Thwaites Glacier Margin Changes

Examining ice flow history of Thwaites Glacier using airborne radar and remote-sensing.

Ice-flow history of Thwaites Glacier, West Antarctica

Project Goals: This project has a sharply focused scientific goal: to understand the response of Thwaites Glacier to recent changes at its grounding line within the context of any possible long-term variability in mass balance. To this end, we concentrate on understanding the controls on fast glacier flow in this area and search for evidence which allows us to quantify the effect of recent changes in elevation and grounding line retreat on margin position within the context of longer time-scale retreat. Our plan is to work with data from groups that have previously visited the region (UTIG and ITASE) and those that are planning upcoming surveys (as part of ICEBridge) for analysis which allows us to test the following hypotheses related to our goal:

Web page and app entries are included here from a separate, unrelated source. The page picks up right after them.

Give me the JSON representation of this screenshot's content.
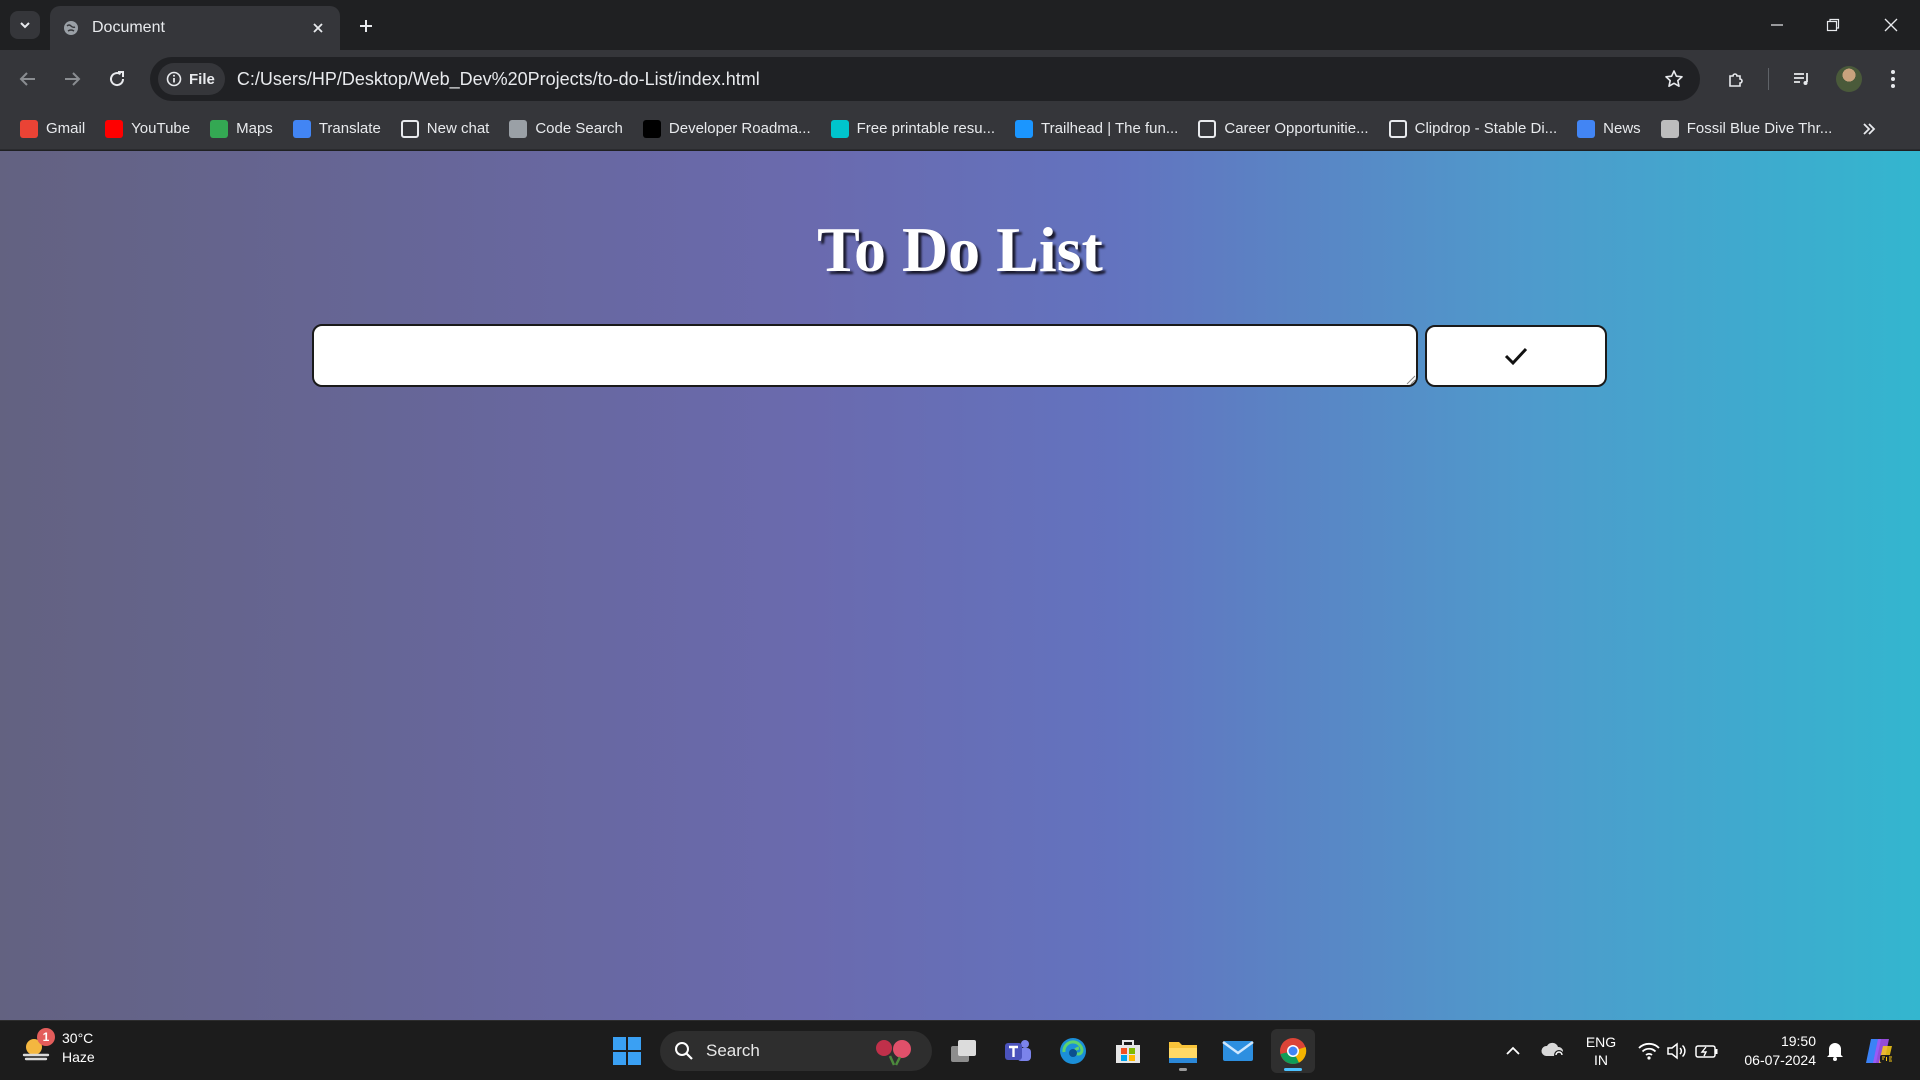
{
  "browser": {
    "tab": {
      "title": "Document"
    },
    "address": {
      "chip_label": "File",
      "url": "C:/Users/HP/Desktop/Web_Dev%20Projects/to-do-List/index.html"
    },
    "bookmarks": [
      {
        "label": "Gmail",
        "icon": "gmail-icon",
        "color": "#ea4335"
      },
      {
        "label": "YouTube",
        "icon": "youtube-icon",
        "color": "#ff0000"
      },
      {
        "label": "Maps",
        "icon": "maps-icon",
        "color": "#34a853"
      },
      {
        "label": "Translate",
        "icon": "translate-icon",
        "color": "#4285f4"
      },
      {
        "label": "New chat",
        "icon": "chatgpt-icon",
        "color": "#ffffff"
      },
      {
        "label": "Code Search",
        "icon": "code-search-icon",
        "color": "#9aa0a6"
      },
      {
        "label": "Developer Roadma...",
        "icon": "roadmap-icon",
        "color": "#000000"
      },
      {
        "label": "Free printable resu...",
        "icon": "canva-icon",
        "color": "#00c4cc"
      },
      {
        "label": "Trailhead | The fun...",
        "icon": "trailhead-icon",
        "color": "#1b96ff"
      },
      {
        "label": "Career Opportunitie...",
        "icon": "career-icon",
        "color": "#ffffff"
      },
      {
        "label": "Clipdrop - Stable Di...",
        "icon": "clipdrop-icon",
        "color": "#ffffff"
      },
      {
        "label": "News",
        "icon": "news-icon",
        "color": "#4285f4"
      },
      {
        "label": "Fossil Blue Dive Thr...",
        "icon": "fossil-icon",
        "color": "#bdbdbd"
      }
    ]
  },
  "page": {
    "title": "To Do List",
    "input_value": "",
    "add_button_icon": "check-icon"
  },
  "taskbar": {
    "weather": {
      "temp": "30°C",
      "condition": "Haze",
      "badge": "1"
    },
    "search_label": "Search",
    "language": {
      "line1": "ENG",
      "line2": "IN"
    },
    "clock": {
      "time": "19:50",
      "date": "06-07-2024"
    }
  }
}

Margin migration: Observed changes in grounding line position and ice sheet elevation of Thwaites Glacier have forced outward migration of its lateral margins over the past few decades indicating that the basal boundary conditions that permit fast flow are not fixed in space and time.

Past variability: The divide between Thwaites and Pine Island Glaciers contains stratigraphy indicating that bounding glaciers have been active but fixed spatially for several millenia.

Controls on fast flow: A layer of deformable, wet till (as measured by increased bed reflectivity)
underlies the fast-moving trunk regions of Thwaites Glacier but not beneath the slow-moving
ridge between Thwaites and Pine Island Glacier. This wet till permits fast flow within the
trunk region.